If you’re organised enough to be thinking about Christmas dinner/lunch this salad would make a fantastic starter. Everyone loves it. It’s light enough so you’re ready for all the main course action and most importantly, all of it bar the toasted goat’s cheese part, can be prepared well ahead of time…

Balsamic roasted chewy beets with seasonal leaves, walnuts and toasted goat’s cheese (for 2)

You’ll need:

500gr beetroot (about 3 or 4 pieces)

2 decent handfuls of seasonal leaves – I used spinach but lettuce, rocket and lamb’s lettuce all work

About 10 walnuts

Olive oil

Balsamic vinegar

2 rounds of goat’s cheese (chevre) about 1 1 /2 cm thick

2 slices of very thin toast about the size of the cheese – ciabatta is ideal

The dressing:

2 tablespoons walnut oil

2 tablespoons mild olive oil

1 tablespoon balsamic vinegar (or sherry if you prefer)

1 teaspoon whole grain mustard

1 teaspoon honey

A pinch of crushed Maldon salt

First off, bring the beets to the boil and then keep them simmering  for about 50 minutes or until they’re just about tender. When they’re ready, drain and allow to cool down a bit. Peel either by rubbing them (the skin will lift easily but you will end up with very pink hands) or use a sharp peeling knife. Cut each beetroot into eighths then toss in olive oil on a baking tray. Put in the oven for about 50 minutes at Gas mark 5/180 degrees turning about halfway through. When the 50 minutes are up, add a generous splash of balsamic vinegar and give the baking tray a good shake to ensure all the beets get some vinegar.  Return to the oven for another 45 minutes or so or until the beets have started to shrivel slightly.
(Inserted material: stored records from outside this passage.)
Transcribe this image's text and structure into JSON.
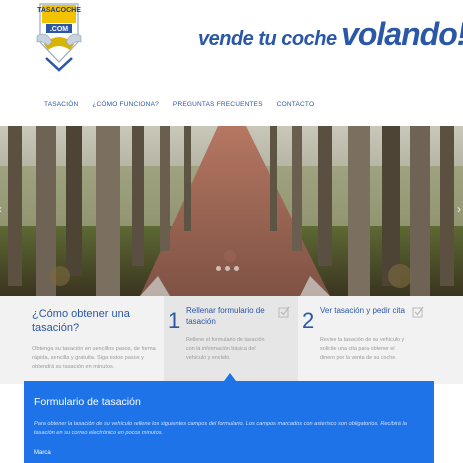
{
  "brand": {
    "logo_line1": "TASACOCHE",
    "logo_line2": ".COM",
    "slogan_part1": "vende tu coche",
    "slogan_part2": "volando!!!",
    "accent": "#2a57a6",
    "logo_icon": "car-shield-logo"
  },
  "nav": {
    "items": [
      {
        "label": "Tasación"
      },
      {
        "label": "¿Cómo funciona?"
      },
      {
        "label": "Preguntas frecuentes"
      },
      {
        "label": "Contacto"
      }
    ]
  },
  "carousel": {
    "prev_icon": "chevron-left-icon",
    "next_icon": "chevron-right-icon",
    "prev_glyph": "‹",
    "next_glyph": "›"
  },
  "how": {
    "title": "¿Cómo obtener una tasación?",
    "text": "Obtenga su tasación en sencillos pasos, de forma rápida, sencilla y gratuita. Siga estos pasos y obtendrá su tasación en minutos."
  },
  "steps": [
    {
      "number": "1",
      "title": "Rellenar formulario de tasación",
      "text": "Rellene el formulario de tasación con la información básica del vehículo y envíelo."
    },
    {
      "number": "2",
      "title": "Ver tasación y pedir cita",
      "text": "Revise la tasación de su vehículo y solicite una cita para obtener el dinero por la venta de su coche."
    }
  ],
  "form": {
    "title": "Formulario de tasación",
    "intro": "Para obtener la tasación de su vehículo rellene los siguientes campos del formulario. Los campos marcados con asterisco son obligatorios. Recibirá la tasación en su correo electrónico en pocos minutos.",
    "first_field_label": "Marca",
    "bg_color": "#1e73e8"
  }
}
To put the salad together, whisk the dressing ingredients together and set aside. Toss the salad leaves, beets and walnuts together with the dressing. Set the cheese on top of the toasts then put under a hot grill until golden. To serve lay the cheese alongside or on top of the salad. Eat immediately!!!